> REQUIRED WORK: Tally how many lines of these entries hold the string "JSON". Return the number alone.

> DATA PROVIDED:
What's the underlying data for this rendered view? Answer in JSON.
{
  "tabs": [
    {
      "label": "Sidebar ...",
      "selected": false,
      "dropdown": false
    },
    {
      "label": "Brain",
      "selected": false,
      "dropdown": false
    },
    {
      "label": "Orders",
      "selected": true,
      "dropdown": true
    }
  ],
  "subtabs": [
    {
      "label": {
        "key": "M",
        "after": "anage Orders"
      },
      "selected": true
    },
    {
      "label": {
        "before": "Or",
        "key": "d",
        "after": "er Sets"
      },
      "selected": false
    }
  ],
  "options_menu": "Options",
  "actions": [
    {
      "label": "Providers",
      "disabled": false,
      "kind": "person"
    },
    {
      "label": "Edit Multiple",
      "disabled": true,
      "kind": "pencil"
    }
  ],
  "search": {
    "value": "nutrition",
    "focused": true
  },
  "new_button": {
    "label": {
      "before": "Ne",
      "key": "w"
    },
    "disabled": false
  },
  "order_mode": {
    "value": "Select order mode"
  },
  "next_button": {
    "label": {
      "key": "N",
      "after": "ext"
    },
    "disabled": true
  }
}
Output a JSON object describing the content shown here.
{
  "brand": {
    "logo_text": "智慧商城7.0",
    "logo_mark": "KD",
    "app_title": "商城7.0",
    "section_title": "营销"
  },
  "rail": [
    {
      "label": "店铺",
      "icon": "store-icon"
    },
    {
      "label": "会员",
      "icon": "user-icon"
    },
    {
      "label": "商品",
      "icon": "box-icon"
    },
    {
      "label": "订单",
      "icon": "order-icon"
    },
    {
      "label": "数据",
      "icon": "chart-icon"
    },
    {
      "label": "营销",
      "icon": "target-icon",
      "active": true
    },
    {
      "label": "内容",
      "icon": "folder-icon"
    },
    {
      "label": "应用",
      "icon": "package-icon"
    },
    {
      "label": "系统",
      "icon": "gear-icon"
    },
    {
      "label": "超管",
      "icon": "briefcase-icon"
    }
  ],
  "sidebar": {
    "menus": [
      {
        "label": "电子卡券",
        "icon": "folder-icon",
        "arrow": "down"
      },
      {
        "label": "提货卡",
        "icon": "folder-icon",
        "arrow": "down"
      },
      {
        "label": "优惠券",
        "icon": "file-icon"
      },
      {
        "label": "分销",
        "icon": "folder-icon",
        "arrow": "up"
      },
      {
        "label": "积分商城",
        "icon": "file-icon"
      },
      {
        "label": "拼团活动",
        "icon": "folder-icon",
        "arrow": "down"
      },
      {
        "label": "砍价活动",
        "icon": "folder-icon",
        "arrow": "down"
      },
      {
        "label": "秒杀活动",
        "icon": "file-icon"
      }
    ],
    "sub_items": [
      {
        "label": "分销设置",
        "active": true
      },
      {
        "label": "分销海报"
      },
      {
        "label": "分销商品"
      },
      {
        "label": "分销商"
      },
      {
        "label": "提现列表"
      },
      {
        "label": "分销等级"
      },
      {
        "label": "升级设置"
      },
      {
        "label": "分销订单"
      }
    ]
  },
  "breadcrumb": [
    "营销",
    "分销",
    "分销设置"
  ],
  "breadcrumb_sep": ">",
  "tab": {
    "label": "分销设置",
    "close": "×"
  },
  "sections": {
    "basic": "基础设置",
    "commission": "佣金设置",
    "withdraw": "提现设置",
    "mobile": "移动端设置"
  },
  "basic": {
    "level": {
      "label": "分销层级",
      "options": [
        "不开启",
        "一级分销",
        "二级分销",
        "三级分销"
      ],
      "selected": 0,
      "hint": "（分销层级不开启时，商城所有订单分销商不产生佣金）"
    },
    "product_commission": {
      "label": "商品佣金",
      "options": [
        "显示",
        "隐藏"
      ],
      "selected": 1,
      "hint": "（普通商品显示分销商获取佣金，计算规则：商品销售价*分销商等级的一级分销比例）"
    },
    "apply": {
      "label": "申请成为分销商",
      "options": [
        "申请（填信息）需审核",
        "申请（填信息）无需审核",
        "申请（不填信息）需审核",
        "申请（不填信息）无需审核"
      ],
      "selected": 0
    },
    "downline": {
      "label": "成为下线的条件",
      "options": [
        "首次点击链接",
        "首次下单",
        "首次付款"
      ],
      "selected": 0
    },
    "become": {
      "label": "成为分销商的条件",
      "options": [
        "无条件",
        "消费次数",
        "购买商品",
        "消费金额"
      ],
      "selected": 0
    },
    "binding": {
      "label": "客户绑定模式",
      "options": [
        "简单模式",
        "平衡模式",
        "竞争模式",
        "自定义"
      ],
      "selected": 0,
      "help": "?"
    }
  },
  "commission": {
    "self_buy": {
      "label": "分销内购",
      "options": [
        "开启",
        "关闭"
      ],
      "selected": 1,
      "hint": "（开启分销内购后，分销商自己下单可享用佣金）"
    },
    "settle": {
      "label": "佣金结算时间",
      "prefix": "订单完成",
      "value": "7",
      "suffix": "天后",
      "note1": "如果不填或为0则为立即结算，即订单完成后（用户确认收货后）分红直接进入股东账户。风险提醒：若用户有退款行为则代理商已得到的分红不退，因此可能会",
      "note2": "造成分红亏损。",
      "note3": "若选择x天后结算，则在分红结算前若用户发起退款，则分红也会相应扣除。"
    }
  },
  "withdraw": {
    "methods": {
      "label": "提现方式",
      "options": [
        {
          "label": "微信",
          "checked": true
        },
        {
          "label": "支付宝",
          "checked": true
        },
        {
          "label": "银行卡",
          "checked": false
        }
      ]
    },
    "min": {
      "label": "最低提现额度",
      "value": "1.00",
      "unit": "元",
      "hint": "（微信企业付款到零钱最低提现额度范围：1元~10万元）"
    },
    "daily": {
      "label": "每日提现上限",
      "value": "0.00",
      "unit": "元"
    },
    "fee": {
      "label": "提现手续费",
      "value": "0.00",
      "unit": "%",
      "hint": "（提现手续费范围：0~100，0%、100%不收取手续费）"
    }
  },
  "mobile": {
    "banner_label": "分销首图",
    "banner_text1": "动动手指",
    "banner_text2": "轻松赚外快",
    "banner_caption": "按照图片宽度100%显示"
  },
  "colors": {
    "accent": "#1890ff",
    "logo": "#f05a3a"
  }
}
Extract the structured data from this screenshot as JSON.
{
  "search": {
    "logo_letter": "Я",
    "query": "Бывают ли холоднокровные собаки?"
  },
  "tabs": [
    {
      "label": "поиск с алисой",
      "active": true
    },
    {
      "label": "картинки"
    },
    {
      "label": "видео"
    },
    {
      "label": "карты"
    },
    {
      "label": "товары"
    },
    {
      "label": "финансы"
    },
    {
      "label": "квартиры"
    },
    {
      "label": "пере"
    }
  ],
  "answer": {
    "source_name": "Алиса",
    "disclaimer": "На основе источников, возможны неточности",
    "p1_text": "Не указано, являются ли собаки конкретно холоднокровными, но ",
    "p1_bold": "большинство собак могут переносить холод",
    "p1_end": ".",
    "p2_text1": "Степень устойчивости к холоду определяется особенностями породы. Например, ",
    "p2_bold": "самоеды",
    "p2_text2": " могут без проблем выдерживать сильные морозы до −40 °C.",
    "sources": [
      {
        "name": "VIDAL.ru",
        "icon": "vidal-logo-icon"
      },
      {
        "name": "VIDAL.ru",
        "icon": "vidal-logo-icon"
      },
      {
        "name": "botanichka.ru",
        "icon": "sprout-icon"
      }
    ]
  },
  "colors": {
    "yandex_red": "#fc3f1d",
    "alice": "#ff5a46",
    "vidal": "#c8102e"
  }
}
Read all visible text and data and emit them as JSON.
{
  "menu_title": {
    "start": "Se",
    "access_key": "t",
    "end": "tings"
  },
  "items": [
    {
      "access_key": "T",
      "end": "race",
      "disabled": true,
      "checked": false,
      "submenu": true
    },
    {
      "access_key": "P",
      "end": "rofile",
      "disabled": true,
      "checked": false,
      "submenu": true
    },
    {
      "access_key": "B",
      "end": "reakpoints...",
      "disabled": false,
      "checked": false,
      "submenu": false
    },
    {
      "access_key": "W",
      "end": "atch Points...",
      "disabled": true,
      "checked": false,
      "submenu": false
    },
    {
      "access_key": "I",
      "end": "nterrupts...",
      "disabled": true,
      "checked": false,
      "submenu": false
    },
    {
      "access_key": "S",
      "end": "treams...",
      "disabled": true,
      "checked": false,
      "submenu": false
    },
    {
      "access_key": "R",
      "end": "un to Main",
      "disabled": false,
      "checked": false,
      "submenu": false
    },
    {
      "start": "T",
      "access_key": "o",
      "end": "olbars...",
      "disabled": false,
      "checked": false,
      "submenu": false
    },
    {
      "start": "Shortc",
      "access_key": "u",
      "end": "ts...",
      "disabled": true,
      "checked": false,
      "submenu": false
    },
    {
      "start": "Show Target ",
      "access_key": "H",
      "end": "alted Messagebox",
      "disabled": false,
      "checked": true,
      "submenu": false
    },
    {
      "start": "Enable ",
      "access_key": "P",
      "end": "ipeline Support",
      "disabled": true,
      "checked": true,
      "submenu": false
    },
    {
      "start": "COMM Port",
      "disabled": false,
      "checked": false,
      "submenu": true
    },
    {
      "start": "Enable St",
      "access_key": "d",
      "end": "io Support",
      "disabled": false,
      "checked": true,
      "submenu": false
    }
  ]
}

> WRITTEN ANSWER: 4